_Directions_. The whole listing below needs to be duplicated exactly, pictures aside.

_Information_.

┄┄┄┄┄┄┄┄┄┄

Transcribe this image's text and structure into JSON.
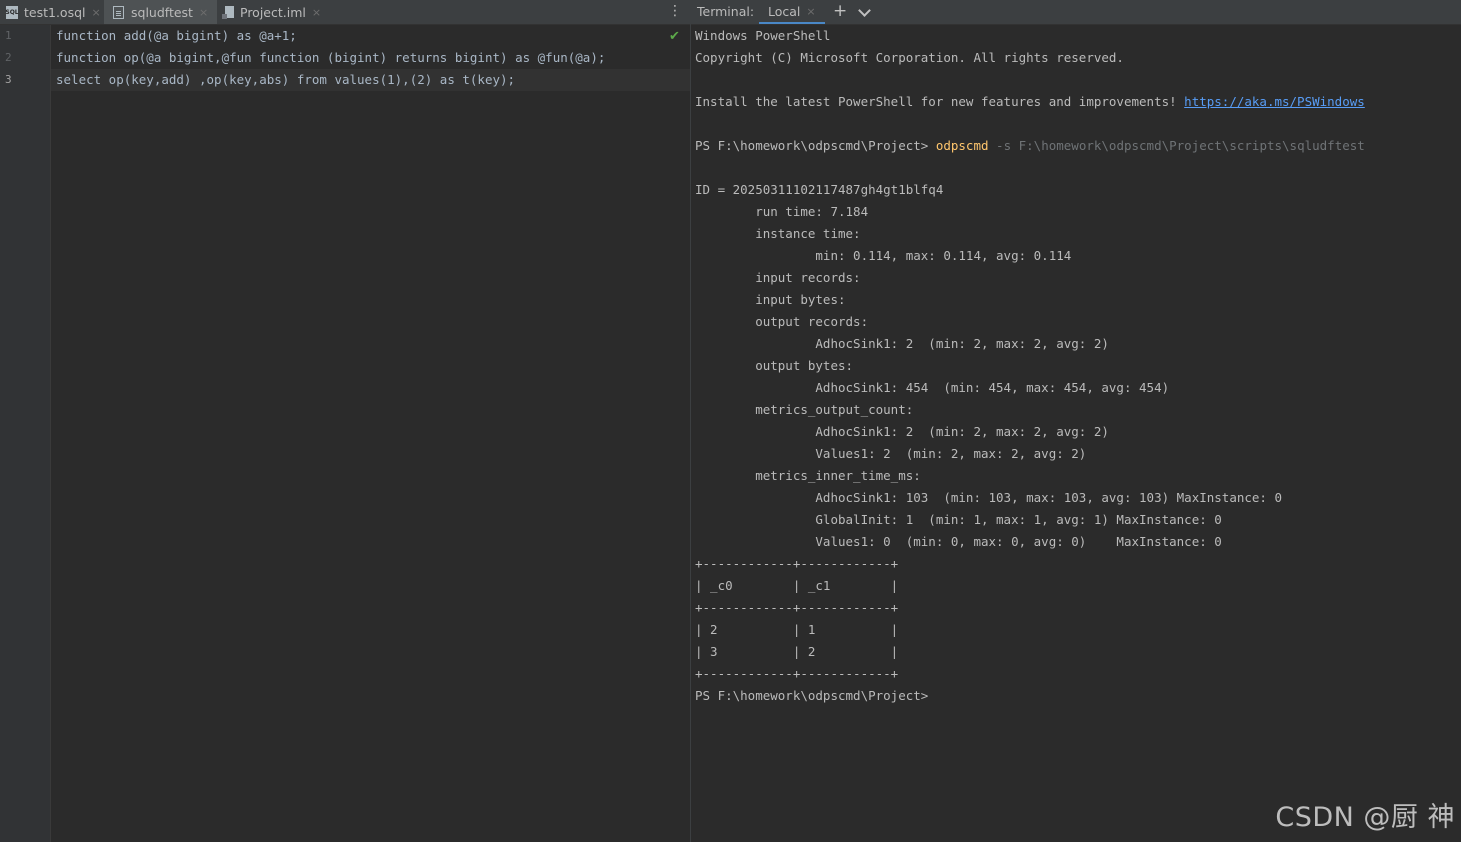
{
  "editor": {
    "tabs": [
      {
        "label": "test1.osql",
        "icon": "sql-file-icon"
      },
      {
        "label": "sqludftest",
        "icon": "text-file-icon"
      },
      {
        "label": "Project.iml",
        "icon": "iml-file-icon"
      }
    ],
    "active_tab": "sqludftest",
    "more_icon": "⋮",
    "line_numbers": [
      "1",
      "2",
      "3"
    ],
    "lines": [
      "function add(@a bigint) as @a+1;",
      "function op(@a bigint,@fun function (bigint) returns bigint) as @fun(@a);",
      "select op(key,add) ,op(key,abs) from values(1),(2) as t(key);"
    ],
    "status_icon": "✔"
  },
  "terminal": {
    "label": "Terminal:",
    "tab": "Local",
    "close_glyph": "×",
    "add_glyph": "+",
    "lines": [
      "Windows PowerShell",
      "Copyright (C) Microsoft Corporation. All rights reserved.",
      "",
      "Install the latest PowerShell for new features and improvements! ",
      "",
      "PS F:\\homework\\odpscmd\\Project> ",
      "",
      "ID = 20250311102117487gh4gt1blfq4",
      "        run time: 7.184",
      "        instance time:",
      "                min: 0.114, max: 0.114, avg: 0.114",
      "        input records:",
      "        input bytes:",
      "        output records:",
      "                AdhocSink1: 2  (min: 2, max: 2, avg: 2)",
      "        output bytes:",
      "                AdhocSink1: 454  (min: 454, max: 454, avg: 454)",
      "        metrics_output_count:",
      "                AdhocSink1: 2  (min: 2, max: 2, avg: 2)",
      "                Values1: 2  (min: 2, max: 2, avg: 2)",
      "        metrics_inner_time_ms:",
      "                AdhocSink1: 103  (min: 103, max: 103, avg: 103) MaxInstance: 0",
      "                GlobalInit: 1  (min: 1, max: 1, avg: 1) MaxInstance: 0",
      "                Values1: 0  (min: 0, max: 0, avg: 0)    MaxInstance: 0",
      "+------------+------------+",
      "| _c0        | _c1        |",
      "+------------+------------+",
      "| 2          | 1          |",
      "| 3          | 2          |",
      "+------------+------------+",
      "PS F:\\homework\\odpscmd\\Project>"
    ],
    "link": "https://aka.ms/PSWindows",
    "command": "odpscmd",
    "command_args": " -s F:\\homework\\odpscmd\\Project\\scripts\\sqludftest"
  },
  "watermark": "CSDN @厨 神",
  "colors": {
    "accent": "#4a88c7",
    "link": "#589df6",
    "command": "#ffc66d",
    "check": "#5ca94a"
  }
}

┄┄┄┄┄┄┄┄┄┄

_Exercise output_.
Transcribe this image's text and structure into JSON.
{
  "editor": {
    "tabs": [
      {
        "label": "test1.osql",
        "icon": "sql-file-icon"
      },
      {
        "label": "sqludftest",
        "icon": "text-file-icon"
      },
      {
        "label": "Project.iml",
        "icon": "iml-file-icon"
      }
    ],
    "active_tab": "sqludftest",
    "more_icon": "⋮",
    "line_numbers": [
      "1",
      "2",
      "3"
    ],
    "lines": [
      "function add(@a bigint) as @a+1;",
      "function op(@a bigint,@fun function (bigint) returns bigint) as @fun(@a);",
      "select op(key,add) ,op(key,abs) from values(1),(2) as t(key);"
    ],
    "status_icon": "✔"
  },
  "terminal": {
    "label": "Terminal:",
    "tab": "Local",
    "close_glyph": "×",
    "add_glyph": "+",
    "lines": [
      "Windows PowerShell",
      "Copyright (C) Microsoft Corporation. All rights reserved.",
      "",
      "Install the latest PowerShell for new features and improvements! ",
      "",
      "PS F:\\homework\\odpscmd\\Project> ",
      "",
      "ID = 20250311102117487gh4gt1blfq4",
      "        run time: 7.184",
      "        instance time:",
      "                min: 0.114, max: 0.114, avg: 0.114",
      "        input records:",
      "        input bytes:",
      "        output records:",
      "                AdhocSink1: 2  (min: 2, max: 2, avg: 2)",
      "        output bytes:",
      "                AdhocSink1: 454  (min: 454, max: 454, avg: 454)",
      "        metrics_output_count:",
      "                AdhocSink1: 2  (min: 2, max: 2, avg: 2)",
      "                Values1: 2  (min: 2, max: 2, avg: 2)",
      "        metrics_inner_time_ms:",
      "                AdhocSink1: 103  (min: 103, max: 103, avg: 103) MaxInstance: 0",
      "                GlobalInit: 1  (min: 1, max: 1, avg: 1) MaxInstance: 0",
      "                Values1: 0  (min: 0, max: 0, avg: 0)    MaxInstance: 0",
      "+------------+------------+",
      "| _c0        | _c1        |",
      "+------------+------------+",
      "| 2          | 1          |",
      "| 3          | 2          |",
      "+------------+------------+",
      "PS F:\\homework\\odpscmd\\Project>"
    ],
    "link": "https://aka.ms/PSWindows",
    "command": "odpscmd",
    "command_args": " -s F:\\homework\\odpscmd\\Project\\scripts\\sqludftest"
  },
  "watermark": "CSDN @厨 神",
  "colors": {
    "accent": "#4a88c7",
    "link": "#589df6",
    "command": "#ffc66d",
    "check": "#5ca94a"
  }
}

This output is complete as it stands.